You might have thought that the low-circulation Guardian
, being so much in favour of windmills and other renewables, might actually understand something about our electricity supply and the way the system is being tailored to accommodate the intermittency of most of the renewable sources.
But the moment we get an example of Electricity Demand Reduction
(EDR) in action, the paper's "energy editor", Terry Macalister, goes hurtling in the wrong direction
, squeaking about hospitals "being asked to cut their power demand from the National Grid as part of a government attempt to stave off power blackouts".
What we are actually seeing is a programme that has been operational for about six years and, in its current form, since April 2012
. It is called the Short Term Operating Reserve
(STOR), managed by the National Grid and operated by a number of contractors such as Flexitricity
. In part, it has been developed to provide back-up to the system when the wind fails to blow.
The theory behind the system is that, instead of operating extremely expensive and inefficient spinning reserve
and back-up power stations, operators of large generators are recruited to a scheme where their equipment can be automatically switched on to supply power to the grid during peak periods.
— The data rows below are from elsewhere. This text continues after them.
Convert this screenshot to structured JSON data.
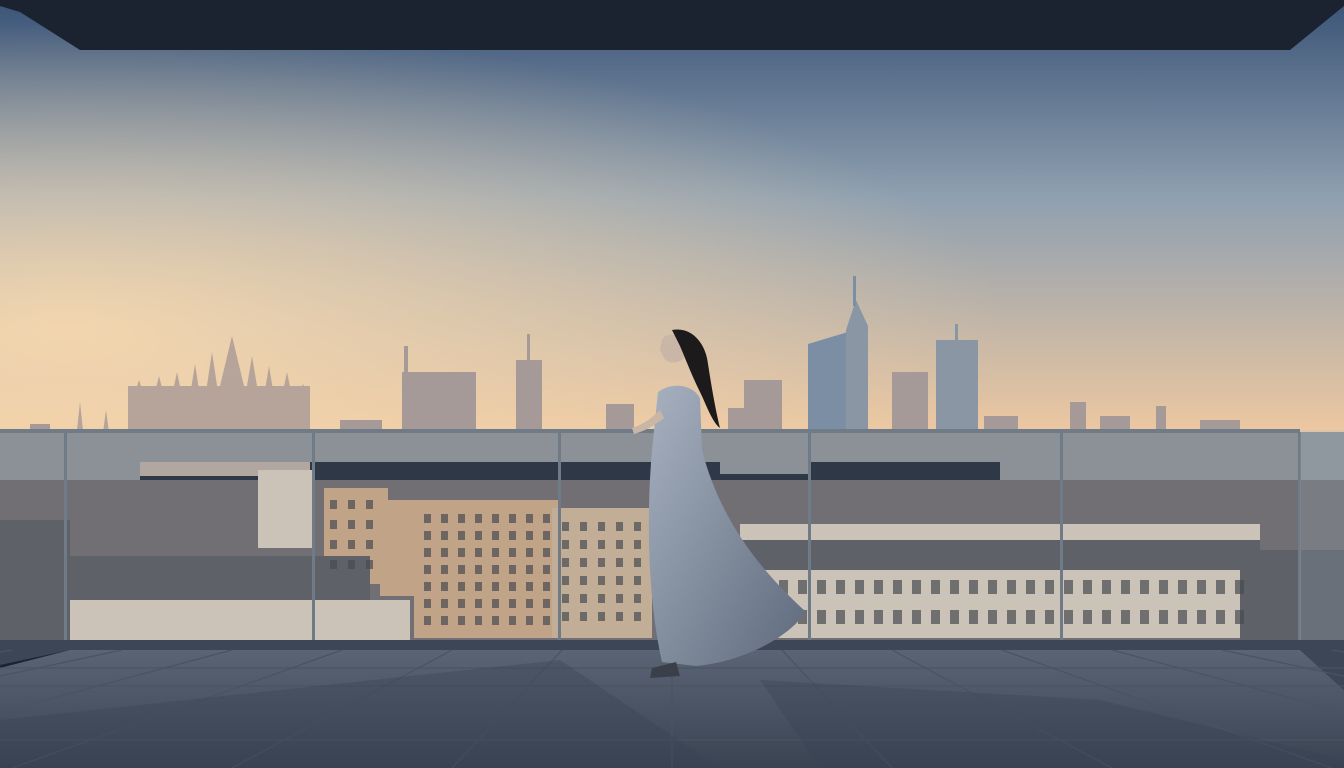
{
  "scene": {
    "subject": "woman-standing-on-rooftop-terrace",
    "colors": {
      "sky_top": "#3b5477",
      "sky_mid": "#8fa0b0",
      "sky_horizon": "#f0c9a0",
      "sun_glow": "#f7d9b0",
      "skyline_far": "#a59a98",
      "skyline_mid": "#8a8a90",
      "city_near": "#6b6466",
      "cathedral": "#b6a49a",
      "building_warm": "#c7a07d",
      "building_light": "#d4c5b6",
      "tower_glass": "#7c8ea3",
      "ceiling": "#1b2230",
      "floor": "#5a6474",
      "floor_shadow": "#3a4352",
      "glass": "#9fb5c8",
      "railing": "#6f7b86",
      "dress": "#8894a5",
      "hair": "#1d1a1c",
      "skin": "#c9b6a6"
    }
  }
}
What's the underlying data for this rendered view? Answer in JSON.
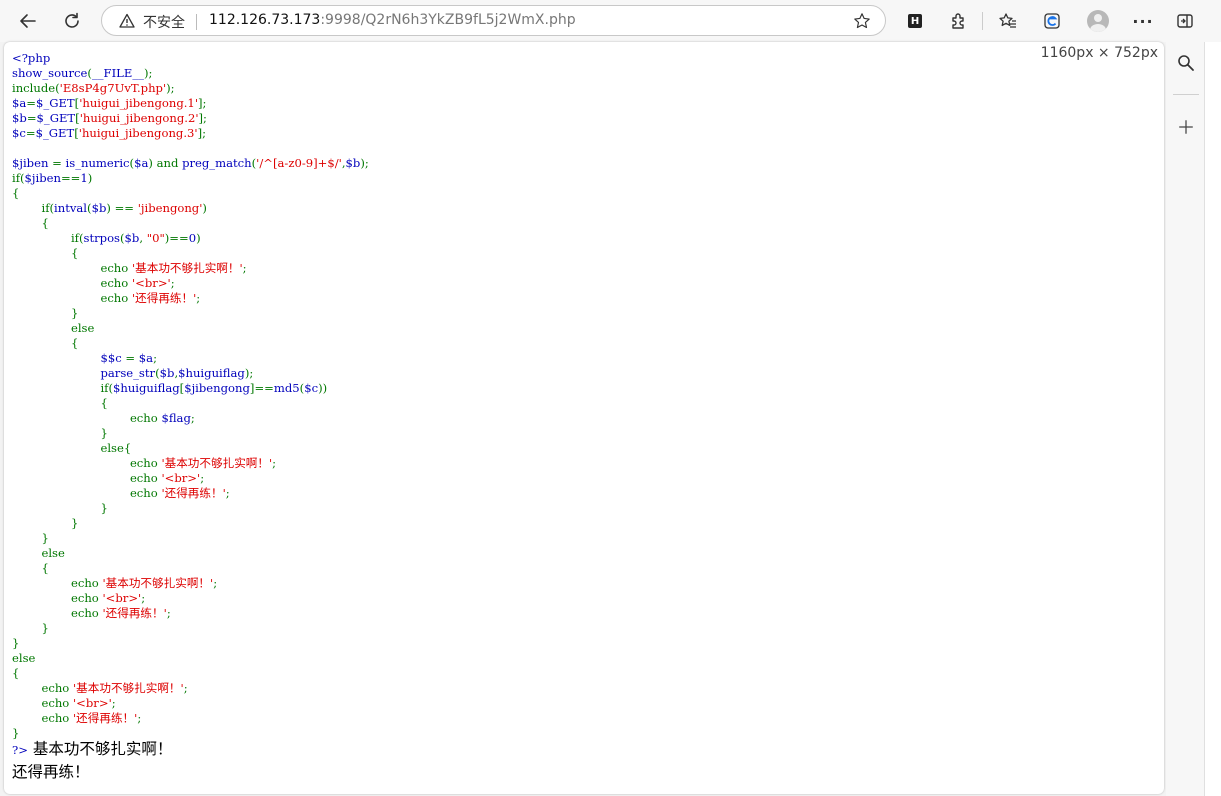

The minimum capability to qualify is 3 MW and units must be able to come into action no later than 240 minutes after instruction. The power must be deliverable for no less than two hours.
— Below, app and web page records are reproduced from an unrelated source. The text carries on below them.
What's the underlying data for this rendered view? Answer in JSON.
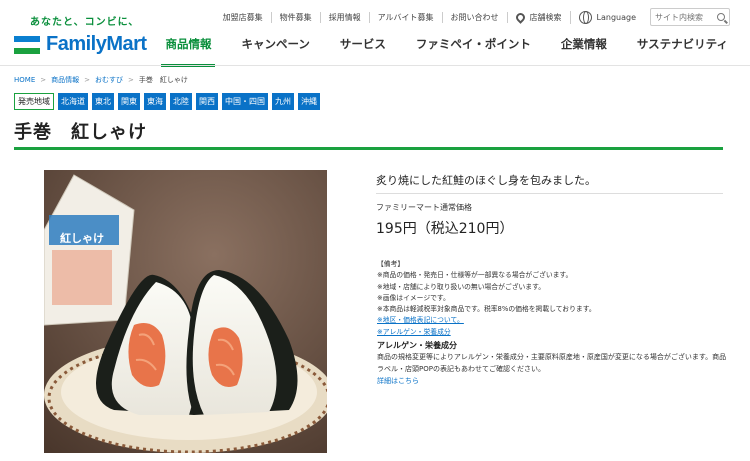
{
  "header": {
    "tagline": "あなたと、コンビに、",
    "logo_text": "FamilyMart",
    "utility_links": [
      "加盟店募集",
      "物件募集",
      "採用情報",
      "アルバイト募集",
      "お問い合わせ"
    ],
    "store_search": "店舗検索",
    "language": "Language",
    "search_placeholder": "サイト内検索",
    "nav": [
      "商品情報",
      "キャンペーン",
      "サービス",
      "ファミペイ・ポイント",
      "企業情報",
      "サステナビリティ"
    ]
  },
  "breadcrumb": [
    "HOME",
    "商品情報",
    "おむすび",
    "手巻　紅しゃけ"
  ],
  "regions": {
    "label": "発売地域",
    "items": [
      "北海道",
      "東北",
      "関東",
      "東海",
      "北陸",
      "関西",
      "中国・四国",
      "九州",
      "沖縄"
    ]
  },
  "product": {
    "title": "手巻　紅しゃけ",
    "lead": "炙り焼にした紅鮭のほぐし身を包みました。",
    "price_label": "ファミリーマート通常価格",
    "price": "195円（税込210円）",
    "package_text": "紅しゃけ"
  },
  "notes": {
    "heading": "【備考】",
    "lines": [
      "※商品の価格・発売日・仕様等が一部異なる場合がございます。",
      "※地域・店舗により取り扱いの無い場合がございます。",
      "※画像はイメージです。",
      "※本商品は軽減税率対象商品です。税率8%の価格を掲載しております。"
    ],
    "link_region_price": "※地区・価格表記について。",
    "link_allergy": "※アレルゲン・栄養成分"
  },
  "allergy": {
    "heading": "アレルゲン・栄養成分",
    "body": "商品の規格変更等によりアレルゲン・栄養成分・主要原料原産地・原産国が変更になる場合がございます。商品ラベル・店頭POPの表記もあわせてご確認ください。",
    "detail_link": "詳細はこちら"
  }
}
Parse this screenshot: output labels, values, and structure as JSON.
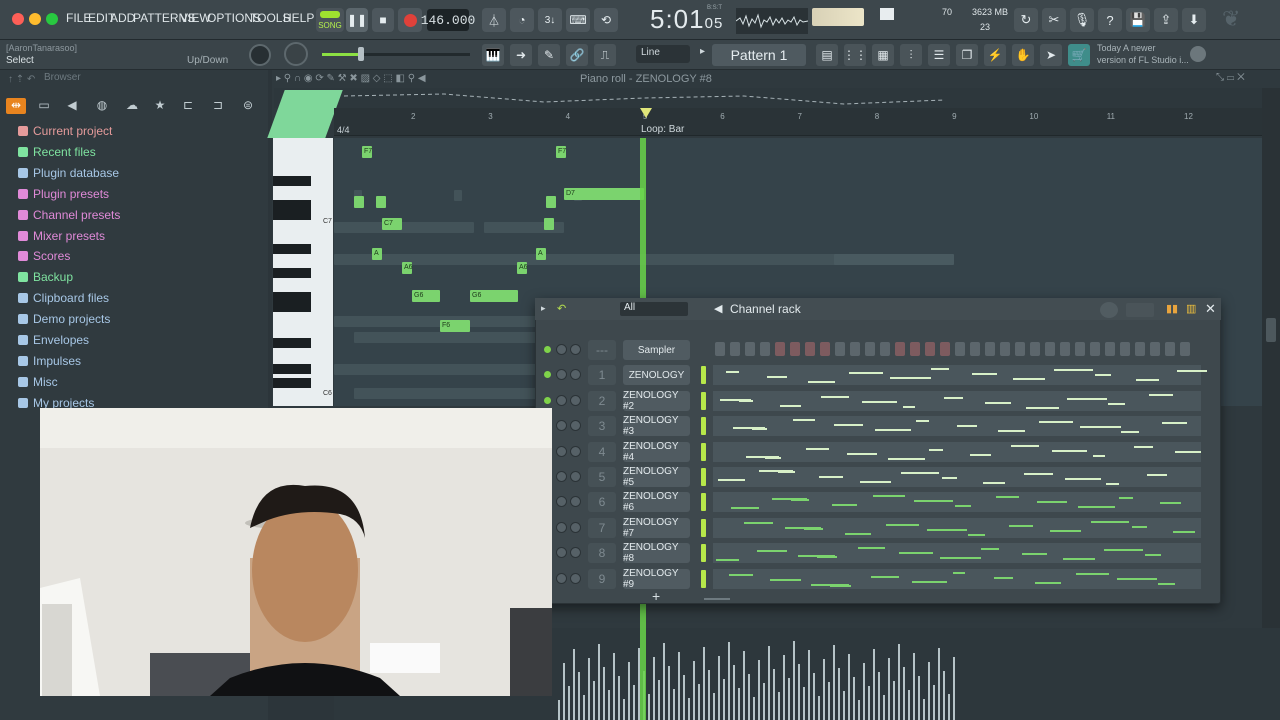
{
  "menubar": {
    "items": [
      "FILE",
      "EDIT",
      "ADD",
      "PATTERNS",
      "VIEW",
      "OPTIONS",
      "TOOLS",
      "HELP"
    ],
    "song_label": "SONG",
    "tempo": "146.000",
    "time_main": "5:01",
    "time_sub": "05",
    "time_small": "B:S:T",
    "cpu_value": "70",
    "ram_value": "3623 MB",
    "polyphony": "23"
  },
  "toolbar2": {
    "hint_user": "[AaronTanarasoo]",
    "hint_action": "Select",
    "updown_label": "Up/Down",
    "line_mode": "Line",
    "pattern_name": "Pattern 1",
    "news_line1": "Today  A newer",
    "news_line2": "version of FL Studio i..."
  },
  "browser": {
    "header": "Browser",
    "items": [
      {
        "label": "Current project",
        "color": "#e59b9b"
      },
      {
        "label": "Recent files",
        "color": "#7fe3a0"
      },
      {
        "label": "Plugin database",
        "color": "#a7c7e6"
      },
      {
        "label": "Plugin presets",
        "color": "#e08ad8"
      },
      {
        "label": "Channel presets",
        "color": "#e08ad8"
      },
      {
        "label": "Mixer presets",
        "color": "#e08ad8"
      },
      {
        "label": "Scores",
        "color": "#e08ad8"
      },
      {
        "label": "Backup",
        "color": "#7fe3a0"
      },
      {
        "label": "Clipboard files",
        "color": "#a7c7e6"
      },
      {
        "label": "Demo projects",
        "color": "#a7c7e6"
      },
      {
        "label": "Envelopes",
        "color": "#a7c7e6"
      },
      {
        "label": "Impulses",
        "color": "#a7c7e6"
      },
      {
        "label": "Misc",
        "color": "#a7c7e6"
      },
      {
        "label": "My projects",
        "color": "#a7c7e6"
      }
    ]
  },
  "pianoroll": {
    "title": "Piano roll - ZENOLOGY #8",
    "time_sig": "4/4",
    "loop_label": "Loop: Bar",
    "ruler_numbers": [
      "2",
      "3",
      "4",
      "5",
      "6",
      "7",
      "8",
      "9",
      "10",
      "11",
      "12"
    ],
    "key_labels": [
      "C7",
      "C6"
    ],
    "note_labels": [
      "F7",
      "F7",
      "D7",
      "C7",
      "A",
      "A6",
      "A",
      "A6",
      "G6",
      "G6",
      "F6"
    ]
  },
  "channel_rack": {
    "title": "Channel rack",
    "filter": "All",
    "channels": [
      {
        "num": "---",
        "name": "Sampler"
      },
      {
        "num": "1",
        "name": "ZENOLOGY"
      },
      {
        "num": "2",
        "name": "ZENOLOGY #2"
      },
      {
        "num": "3",
        "name": "ZENOLOGY #3"
      },
      {
        "num": "4",
        "name": "ZENOLOGY #4"
      },
      {
        "num": "5",
        "name": "ZENOLOGY #5"
      },
      {
        "num": "6",
        "name": "ZENOLOGY #6"
      },
      {
        "num": "7",
        "name": "ZENOLOGY #7"
      },
      {
        "num": "8",
        "name": "ZENOLOGY #8"
      },
      {
        "num": "9",
        "name": "ZENOLOGY #9"
      }
    ],
    "add_label": "+"
  },
  "colors": {
    "accent_green": "#7bd36e",
    "playhead": "#69d349",
    "record_red": "#e0413a",
    "song_lamp": "#9fe02f"
  }
}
For institutions such as large hospitals, the scheme is a bonanza. Their back-up generators have to be test-run anyway, and running them occasionally on-load, delivering power to the grid, is one of the most effective ways of ensuring system reliability. Keeping their equipment available to the grid is also highly profitable, earning as much as £100,000 for a full season.
Nor is this penny-ante stuff. According to the National Grid
, for part of year six (2012/3), 147 units were contracted, representing a potential maximum capacity of 3.2GW. For year seven (this current year), bids of 2.2GW capacity have been submitted from 64 units, most of it available on less than 20 minute notice. With existing, long-term commitments, the grid has available 3.5 GW if it needs it.
Thus, the four hospitals reported by the Guardian
are only the tip of the iceberg, the paper having only just noticed what has been going on for years. Much more capacity is rejected by the grid than is accepted. As prices increase, more capacity can be dragged into the system. Over 6 GW is potentially available – albeit with a trebling of the price.
Add to this the possibility of recommissioning mothballed power plants
and potentially another 4 GW becomes available – if the price is right. Reuters certainly thinks
that some plants could be returned to service quite quickly. That puts 10 GW in the hands of the National Grid, on top of currently rated capacity.
Thus, despite the failure of our energy policy, the possibility of the lights going out all over England is actually receding. But, as we have been reporting since 2008
, the price of keeping the system running will be massively increased prices. This, we actually wrote in 2009
, remarking that "price and not capacity" would most likely be the issue of the future.
The wickedness of rationing power by price rather than availability means that the poorest will be hit hardest, more so as the impact will be concealed. Suppliers are replacing defaulting customers' meters with pre-payment units, so they do not need to be cut off for non-payment. Those who cannot afford the higher prices will simply "self-disconnect" - their own personal "choice".
Power cuts will, by this means, become very private affairs - invisible to policy-makers and the media. And as long as the street lights keep burning, this will be a crisis the politicians can ignore.